Palm Increases Smartphone Sales, But Profits Slide

Palm Increases Smartphone Sales, But Profits SlidePalm is still battling to regain lost ground with the company posting a quarterly net loss of $840,000, a hefty slump down from the S$16.5 million net income notched up for the same period last year.

The company’s downward slide has been mainly caused by the decline of their traditional PDA (personal digital assistants) market, although their well regarded Treo phones continue to do reasonable business, shifting 689,000 units during the quarter, up 21 percent from last year.

Total smartphone revenue for the period was $302 million, a 12 percent increase over last year, while Palm PDA sales now make up just 16 percent of its business, down a third from last year.

Overall revenue for the quarter hit $360.8 million, slightly up from the $355.7 million notched up during the same period last year.

Even though these figures look encouraging, Palm’s 20 percent increases in smartphone volumes pales in comparison to the sector’s 50 percent growth, meaning that Palm continues to lose market share.

Palm Increases Smartphone Sales, But Profits SlideAfter the disastrous abandonment of their doomed Foleo project, Palm is looking to grab a bigger slice of the smartphone sector with its new range of low-end phones.

The Windows Mobile 6-powered Treo 500v (which we favourably reviewed last week) has already been released in Europe while an interesting new Palm OS phone called the Centro has an imminent US launch.

The Centro packs many of the features of the successful Palm 755p, but in a fashionably small package, with Sprint US offering the phone for as little as $99 for two year contracts (see below for the Centro’s specs).

There’s no news yet about a European release which is rather a shame because we’re quite taken with the look of this skinny number and our long serving Treo 650 is now looking extraordinarily tatty after years of hard use.

Palm Increases Smartphone Sales, But Profits SlideGartner analyst Todd Kort shares some of our enthusiasm abut the Centro, commenting that it’s a “reasonably good-looking product” but warned that “Palm is still sort of playing catch-up.”

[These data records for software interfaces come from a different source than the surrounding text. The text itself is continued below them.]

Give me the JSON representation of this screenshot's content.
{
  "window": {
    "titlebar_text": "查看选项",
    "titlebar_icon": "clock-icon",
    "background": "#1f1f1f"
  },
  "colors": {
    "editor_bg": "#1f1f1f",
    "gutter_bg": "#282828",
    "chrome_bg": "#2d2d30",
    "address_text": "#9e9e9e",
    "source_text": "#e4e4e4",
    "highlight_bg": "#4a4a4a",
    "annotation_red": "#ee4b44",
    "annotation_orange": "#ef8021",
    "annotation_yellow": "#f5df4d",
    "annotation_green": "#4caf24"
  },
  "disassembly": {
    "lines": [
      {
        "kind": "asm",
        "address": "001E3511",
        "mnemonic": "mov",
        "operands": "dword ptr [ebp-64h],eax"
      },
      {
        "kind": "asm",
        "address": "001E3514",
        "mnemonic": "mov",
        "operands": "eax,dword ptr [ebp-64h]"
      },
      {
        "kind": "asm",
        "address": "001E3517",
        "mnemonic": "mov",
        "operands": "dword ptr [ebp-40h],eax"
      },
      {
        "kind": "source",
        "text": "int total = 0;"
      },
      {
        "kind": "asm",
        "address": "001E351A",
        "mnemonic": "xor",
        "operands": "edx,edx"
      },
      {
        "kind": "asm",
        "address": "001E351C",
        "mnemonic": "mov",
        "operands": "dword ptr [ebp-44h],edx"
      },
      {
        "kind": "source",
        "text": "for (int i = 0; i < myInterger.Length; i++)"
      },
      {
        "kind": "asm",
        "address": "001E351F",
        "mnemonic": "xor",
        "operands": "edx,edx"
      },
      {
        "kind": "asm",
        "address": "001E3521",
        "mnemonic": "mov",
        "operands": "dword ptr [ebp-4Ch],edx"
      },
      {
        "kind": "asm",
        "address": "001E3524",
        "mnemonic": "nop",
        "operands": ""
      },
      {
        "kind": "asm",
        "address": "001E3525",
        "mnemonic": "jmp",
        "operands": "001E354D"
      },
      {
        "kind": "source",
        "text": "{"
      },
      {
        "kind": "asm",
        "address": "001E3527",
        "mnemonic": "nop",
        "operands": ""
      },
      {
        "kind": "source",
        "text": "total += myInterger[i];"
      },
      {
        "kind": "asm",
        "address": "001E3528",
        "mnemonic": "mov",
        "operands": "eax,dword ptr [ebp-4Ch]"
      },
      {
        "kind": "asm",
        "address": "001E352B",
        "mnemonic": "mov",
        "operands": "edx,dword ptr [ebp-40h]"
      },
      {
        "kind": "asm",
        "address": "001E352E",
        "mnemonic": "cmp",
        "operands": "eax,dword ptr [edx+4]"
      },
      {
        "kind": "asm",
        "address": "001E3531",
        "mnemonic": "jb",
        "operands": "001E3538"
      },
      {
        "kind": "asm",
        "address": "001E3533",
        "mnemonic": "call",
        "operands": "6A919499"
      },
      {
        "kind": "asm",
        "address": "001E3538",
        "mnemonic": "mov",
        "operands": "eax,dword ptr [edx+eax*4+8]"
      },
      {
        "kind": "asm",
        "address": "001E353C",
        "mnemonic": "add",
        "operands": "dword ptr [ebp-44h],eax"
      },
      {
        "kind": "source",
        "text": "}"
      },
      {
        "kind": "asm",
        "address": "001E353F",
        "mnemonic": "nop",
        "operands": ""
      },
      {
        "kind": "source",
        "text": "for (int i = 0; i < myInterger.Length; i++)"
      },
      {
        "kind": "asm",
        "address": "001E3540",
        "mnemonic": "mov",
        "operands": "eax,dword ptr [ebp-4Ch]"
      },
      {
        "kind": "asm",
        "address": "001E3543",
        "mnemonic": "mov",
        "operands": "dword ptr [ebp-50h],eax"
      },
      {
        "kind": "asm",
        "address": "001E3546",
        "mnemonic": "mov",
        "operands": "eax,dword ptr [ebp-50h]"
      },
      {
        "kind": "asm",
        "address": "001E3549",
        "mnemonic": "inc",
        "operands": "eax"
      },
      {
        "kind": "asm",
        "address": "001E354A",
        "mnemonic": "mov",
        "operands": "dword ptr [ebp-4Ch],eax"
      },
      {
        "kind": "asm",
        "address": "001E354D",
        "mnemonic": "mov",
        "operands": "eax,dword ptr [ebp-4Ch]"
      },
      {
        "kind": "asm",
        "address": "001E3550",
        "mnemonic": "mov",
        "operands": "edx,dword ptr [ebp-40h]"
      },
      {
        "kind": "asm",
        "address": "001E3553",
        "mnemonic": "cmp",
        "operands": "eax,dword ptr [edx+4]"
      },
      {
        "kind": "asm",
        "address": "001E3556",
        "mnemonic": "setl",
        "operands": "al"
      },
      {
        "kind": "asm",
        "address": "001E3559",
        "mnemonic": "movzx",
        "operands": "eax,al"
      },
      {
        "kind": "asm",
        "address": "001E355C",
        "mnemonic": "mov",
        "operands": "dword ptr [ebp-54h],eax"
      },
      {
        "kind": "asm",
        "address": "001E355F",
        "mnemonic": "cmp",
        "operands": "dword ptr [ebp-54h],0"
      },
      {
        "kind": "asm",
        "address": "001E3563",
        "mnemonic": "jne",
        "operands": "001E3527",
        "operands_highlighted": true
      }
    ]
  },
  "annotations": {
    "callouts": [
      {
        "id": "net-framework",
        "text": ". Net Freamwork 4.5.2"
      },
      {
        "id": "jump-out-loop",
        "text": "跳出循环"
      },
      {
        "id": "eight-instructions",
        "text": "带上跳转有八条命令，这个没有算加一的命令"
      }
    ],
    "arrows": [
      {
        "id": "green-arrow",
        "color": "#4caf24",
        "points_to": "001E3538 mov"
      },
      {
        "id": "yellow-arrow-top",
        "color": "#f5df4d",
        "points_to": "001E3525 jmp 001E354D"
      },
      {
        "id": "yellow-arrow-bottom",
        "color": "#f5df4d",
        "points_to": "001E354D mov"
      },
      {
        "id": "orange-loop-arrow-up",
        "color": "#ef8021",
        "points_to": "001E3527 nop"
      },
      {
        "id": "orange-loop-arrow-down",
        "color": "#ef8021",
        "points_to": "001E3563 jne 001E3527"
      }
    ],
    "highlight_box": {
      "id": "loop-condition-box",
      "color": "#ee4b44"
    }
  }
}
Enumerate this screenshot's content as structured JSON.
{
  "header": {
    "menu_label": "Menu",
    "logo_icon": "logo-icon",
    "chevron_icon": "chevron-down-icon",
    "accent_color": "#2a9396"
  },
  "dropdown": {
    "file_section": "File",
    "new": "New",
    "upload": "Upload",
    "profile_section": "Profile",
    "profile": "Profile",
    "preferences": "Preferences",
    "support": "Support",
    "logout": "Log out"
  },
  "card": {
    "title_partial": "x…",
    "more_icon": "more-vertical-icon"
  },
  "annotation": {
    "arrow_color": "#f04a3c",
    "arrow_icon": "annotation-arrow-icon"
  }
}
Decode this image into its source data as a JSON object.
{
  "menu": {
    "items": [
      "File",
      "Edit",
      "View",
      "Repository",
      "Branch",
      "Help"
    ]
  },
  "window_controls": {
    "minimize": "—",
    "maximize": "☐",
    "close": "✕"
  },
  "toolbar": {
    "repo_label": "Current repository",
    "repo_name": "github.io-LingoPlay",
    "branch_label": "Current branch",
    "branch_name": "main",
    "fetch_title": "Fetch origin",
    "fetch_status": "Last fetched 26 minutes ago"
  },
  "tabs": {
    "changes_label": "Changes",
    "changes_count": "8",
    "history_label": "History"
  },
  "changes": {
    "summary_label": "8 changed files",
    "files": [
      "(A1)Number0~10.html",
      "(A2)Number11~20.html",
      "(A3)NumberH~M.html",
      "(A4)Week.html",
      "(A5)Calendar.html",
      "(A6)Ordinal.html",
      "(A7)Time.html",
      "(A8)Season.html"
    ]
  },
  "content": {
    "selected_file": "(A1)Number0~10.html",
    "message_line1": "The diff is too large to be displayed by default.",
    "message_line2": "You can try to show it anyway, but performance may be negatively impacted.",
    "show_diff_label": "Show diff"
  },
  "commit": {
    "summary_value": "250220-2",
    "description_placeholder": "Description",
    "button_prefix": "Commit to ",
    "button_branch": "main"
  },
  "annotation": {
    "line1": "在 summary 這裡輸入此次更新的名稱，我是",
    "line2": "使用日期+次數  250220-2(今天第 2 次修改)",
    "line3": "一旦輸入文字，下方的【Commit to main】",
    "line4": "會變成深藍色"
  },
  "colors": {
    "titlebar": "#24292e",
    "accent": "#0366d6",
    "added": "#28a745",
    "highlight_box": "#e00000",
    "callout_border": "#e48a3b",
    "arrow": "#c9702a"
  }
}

Looking to the future, Kort speculated that there could be an “interesting breakthrough-type product” coming from the company, probably coming from the new Linux-based software platform which is currently being developed by Palm, although we may have to wait until the end of next year to see the results.


Palm Centro Specs
Display 320×320 pixel Transflective colour touchscreen, supports 16-bit colour (up to 65K colours)
Radio Dual-band CDMA2000 EvDO backward compatible with 1XRTT and IS95 (no GSM version yet)
Platform Palm OS 5.4.9
Bluetooth Wireless Technology Version 1.2
Memory 64MB available user storage
Camera 1.3 megapixels with 2x digital zoom and video capture
Battery Removable 1150mAh, lithium-ion
3.5 hours talk time, up to 300 hours standby time
Expansion microSD card (up to 4GB supported)
Connector Multi-connector
Dimensions 4.22″ (L) x 2.11″ (W) x 0.73″ (D); 4.2 oz
Colours Ruby and Onyx
System Requirements Windows XP, Windows Vista, Mac OS X v10.2-10.4